Instructions to follow -
Scan the material below for lines with the word "title". Reply with the count and no other words.

━━━━━━━━━━━━━━━━━━━━

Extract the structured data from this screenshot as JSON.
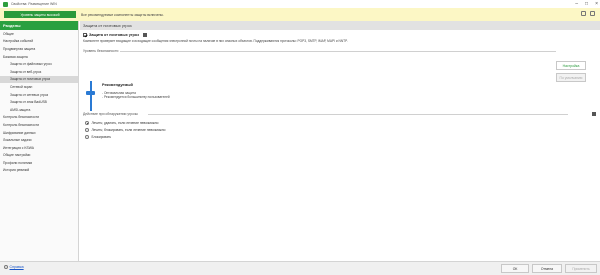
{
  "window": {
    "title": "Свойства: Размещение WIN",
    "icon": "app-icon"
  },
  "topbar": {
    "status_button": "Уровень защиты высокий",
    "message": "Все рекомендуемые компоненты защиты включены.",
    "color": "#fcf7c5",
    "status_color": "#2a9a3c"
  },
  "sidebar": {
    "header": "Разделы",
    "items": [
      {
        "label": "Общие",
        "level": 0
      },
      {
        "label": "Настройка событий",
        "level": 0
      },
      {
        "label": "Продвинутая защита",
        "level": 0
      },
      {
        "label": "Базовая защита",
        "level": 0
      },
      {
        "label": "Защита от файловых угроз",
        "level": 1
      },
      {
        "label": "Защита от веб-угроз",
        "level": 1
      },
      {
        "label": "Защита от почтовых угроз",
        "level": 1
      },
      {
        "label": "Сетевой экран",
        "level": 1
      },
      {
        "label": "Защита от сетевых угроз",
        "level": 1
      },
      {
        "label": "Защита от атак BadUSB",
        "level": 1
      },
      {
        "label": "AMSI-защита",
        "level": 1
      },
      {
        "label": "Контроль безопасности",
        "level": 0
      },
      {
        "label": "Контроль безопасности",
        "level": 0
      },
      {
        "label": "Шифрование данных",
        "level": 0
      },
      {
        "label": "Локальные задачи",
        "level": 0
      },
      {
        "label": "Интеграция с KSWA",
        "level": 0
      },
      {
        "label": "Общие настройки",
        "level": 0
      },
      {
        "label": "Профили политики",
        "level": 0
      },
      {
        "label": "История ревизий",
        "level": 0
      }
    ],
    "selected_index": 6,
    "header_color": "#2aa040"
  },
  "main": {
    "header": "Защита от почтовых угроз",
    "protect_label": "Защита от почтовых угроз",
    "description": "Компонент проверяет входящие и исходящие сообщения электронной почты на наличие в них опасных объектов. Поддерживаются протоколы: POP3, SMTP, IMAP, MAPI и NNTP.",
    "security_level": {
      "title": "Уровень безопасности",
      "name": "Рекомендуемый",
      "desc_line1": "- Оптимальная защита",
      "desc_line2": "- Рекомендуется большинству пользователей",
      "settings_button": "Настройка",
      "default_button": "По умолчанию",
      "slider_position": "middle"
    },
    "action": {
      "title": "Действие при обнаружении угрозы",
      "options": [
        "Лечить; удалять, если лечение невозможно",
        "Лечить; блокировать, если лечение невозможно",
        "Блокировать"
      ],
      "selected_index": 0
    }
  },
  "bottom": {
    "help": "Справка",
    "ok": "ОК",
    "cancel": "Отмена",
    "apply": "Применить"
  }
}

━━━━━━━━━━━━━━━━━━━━

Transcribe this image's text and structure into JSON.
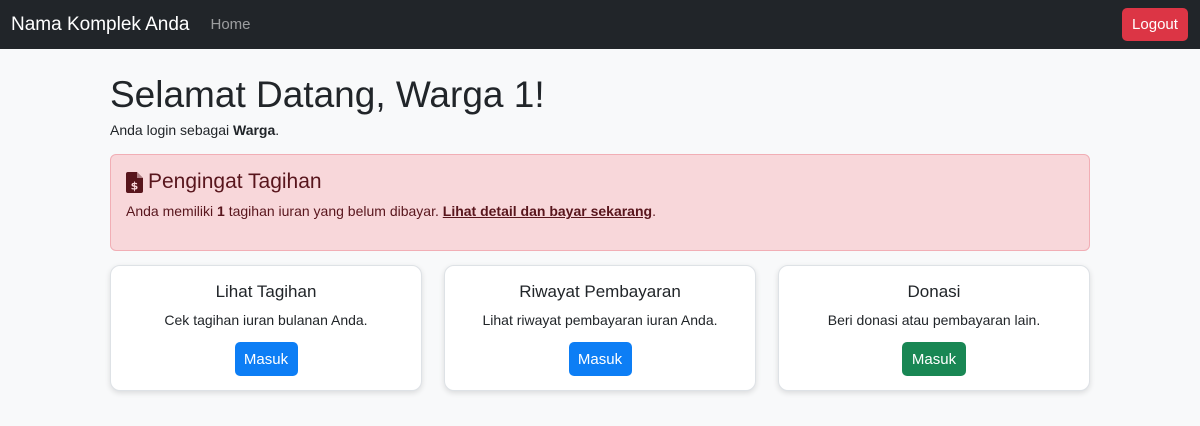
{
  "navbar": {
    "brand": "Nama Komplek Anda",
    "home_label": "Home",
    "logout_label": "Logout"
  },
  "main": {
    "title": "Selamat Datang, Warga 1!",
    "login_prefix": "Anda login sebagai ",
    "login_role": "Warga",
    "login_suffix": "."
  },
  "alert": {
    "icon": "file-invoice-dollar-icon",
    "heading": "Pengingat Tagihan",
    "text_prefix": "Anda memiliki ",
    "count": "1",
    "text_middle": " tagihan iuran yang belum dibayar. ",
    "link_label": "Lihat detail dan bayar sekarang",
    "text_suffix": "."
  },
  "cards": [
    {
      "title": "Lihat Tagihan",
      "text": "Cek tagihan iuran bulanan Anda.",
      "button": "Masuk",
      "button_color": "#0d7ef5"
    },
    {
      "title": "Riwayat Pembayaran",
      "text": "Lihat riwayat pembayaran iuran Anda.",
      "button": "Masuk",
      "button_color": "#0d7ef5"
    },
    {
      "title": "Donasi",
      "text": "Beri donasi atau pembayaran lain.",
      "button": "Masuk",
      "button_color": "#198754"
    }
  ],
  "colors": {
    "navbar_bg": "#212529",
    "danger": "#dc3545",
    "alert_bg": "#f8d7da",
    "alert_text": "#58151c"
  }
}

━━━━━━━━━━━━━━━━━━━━

Solution for this task -
7